━━━ Working data ━━━

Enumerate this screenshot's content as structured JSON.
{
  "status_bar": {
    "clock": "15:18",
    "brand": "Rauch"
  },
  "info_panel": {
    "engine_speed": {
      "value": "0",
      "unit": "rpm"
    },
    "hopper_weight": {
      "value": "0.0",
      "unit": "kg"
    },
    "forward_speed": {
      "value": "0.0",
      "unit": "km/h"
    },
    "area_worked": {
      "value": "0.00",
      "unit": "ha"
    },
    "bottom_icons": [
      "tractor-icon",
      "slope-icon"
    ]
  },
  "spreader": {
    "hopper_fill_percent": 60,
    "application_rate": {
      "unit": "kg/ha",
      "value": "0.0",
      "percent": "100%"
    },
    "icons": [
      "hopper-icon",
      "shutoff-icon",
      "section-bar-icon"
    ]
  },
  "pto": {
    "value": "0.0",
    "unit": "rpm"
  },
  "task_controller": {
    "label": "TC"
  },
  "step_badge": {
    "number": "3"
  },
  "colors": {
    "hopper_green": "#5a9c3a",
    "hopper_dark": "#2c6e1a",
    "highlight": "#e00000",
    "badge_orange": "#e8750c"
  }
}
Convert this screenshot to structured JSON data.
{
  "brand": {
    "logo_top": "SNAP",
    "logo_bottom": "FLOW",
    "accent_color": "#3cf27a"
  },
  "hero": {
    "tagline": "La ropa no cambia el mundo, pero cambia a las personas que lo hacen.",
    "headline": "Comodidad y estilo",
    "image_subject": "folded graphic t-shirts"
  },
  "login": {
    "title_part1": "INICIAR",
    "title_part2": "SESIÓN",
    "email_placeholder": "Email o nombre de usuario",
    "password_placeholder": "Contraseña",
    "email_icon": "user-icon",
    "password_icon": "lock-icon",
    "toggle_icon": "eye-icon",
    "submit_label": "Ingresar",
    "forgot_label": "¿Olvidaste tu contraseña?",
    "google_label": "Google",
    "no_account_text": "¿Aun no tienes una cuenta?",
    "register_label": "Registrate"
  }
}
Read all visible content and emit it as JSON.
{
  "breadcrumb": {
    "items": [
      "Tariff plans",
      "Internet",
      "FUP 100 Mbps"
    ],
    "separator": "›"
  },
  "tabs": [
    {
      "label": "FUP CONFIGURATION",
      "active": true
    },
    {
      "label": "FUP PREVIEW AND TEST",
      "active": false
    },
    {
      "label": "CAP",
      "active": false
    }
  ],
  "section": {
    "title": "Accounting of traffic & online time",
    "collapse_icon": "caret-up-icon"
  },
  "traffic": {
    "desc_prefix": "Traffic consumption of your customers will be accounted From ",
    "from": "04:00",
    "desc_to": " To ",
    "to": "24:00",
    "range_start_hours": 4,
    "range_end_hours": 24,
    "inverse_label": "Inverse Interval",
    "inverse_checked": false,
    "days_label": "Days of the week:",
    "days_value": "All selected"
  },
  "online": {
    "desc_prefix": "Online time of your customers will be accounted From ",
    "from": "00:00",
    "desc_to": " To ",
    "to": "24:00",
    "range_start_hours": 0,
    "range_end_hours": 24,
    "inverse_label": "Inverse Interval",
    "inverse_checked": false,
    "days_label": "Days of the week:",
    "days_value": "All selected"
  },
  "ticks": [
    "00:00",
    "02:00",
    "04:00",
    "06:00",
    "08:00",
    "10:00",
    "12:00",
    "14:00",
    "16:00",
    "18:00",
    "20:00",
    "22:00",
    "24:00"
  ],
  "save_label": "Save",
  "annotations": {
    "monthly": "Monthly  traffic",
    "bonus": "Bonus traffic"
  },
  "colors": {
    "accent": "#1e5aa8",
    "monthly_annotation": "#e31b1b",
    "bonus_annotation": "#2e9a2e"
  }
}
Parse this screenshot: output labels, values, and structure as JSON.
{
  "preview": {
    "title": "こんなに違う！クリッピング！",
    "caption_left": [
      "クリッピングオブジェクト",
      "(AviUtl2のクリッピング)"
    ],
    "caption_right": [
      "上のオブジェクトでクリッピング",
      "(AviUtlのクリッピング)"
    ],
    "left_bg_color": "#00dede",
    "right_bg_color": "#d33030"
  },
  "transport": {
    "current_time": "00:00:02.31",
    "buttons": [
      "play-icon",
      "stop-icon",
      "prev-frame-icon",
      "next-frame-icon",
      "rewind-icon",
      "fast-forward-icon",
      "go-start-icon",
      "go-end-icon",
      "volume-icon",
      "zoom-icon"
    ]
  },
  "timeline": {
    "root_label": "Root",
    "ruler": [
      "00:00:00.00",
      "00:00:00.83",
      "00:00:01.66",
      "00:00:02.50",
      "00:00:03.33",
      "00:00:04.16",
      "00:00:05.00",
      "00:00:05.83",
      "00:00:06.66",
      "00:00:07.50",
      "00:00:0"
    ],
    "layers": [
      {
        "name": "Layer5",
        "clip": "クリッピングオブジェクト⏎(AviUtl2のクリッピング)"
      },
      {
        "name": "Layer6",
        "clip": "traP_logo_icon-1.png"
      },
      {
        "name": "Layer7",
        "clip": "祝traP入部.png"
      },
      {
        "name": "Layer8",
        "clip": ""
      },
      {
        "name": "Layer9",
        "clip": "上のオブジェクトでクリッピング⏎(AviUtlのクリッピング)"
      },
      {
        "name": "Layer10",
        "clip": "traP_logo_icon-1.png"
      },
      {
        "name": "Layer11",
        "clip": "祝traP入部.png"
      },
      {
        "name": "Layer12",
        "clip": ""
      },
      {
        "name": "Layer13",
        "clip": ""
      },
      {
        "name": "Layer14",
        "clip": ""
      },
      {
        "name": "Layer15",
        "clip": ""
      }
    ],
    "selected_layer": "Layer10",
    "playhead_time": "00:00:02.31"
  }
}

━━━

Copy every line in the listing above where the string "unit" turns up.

## Solution for this problem
      "unit": "rpm"
      "unit": "kg"
      "unit": "km/h"
      "unit": "ha"
      "unit": "kg/ha",
    "unit": "rpm"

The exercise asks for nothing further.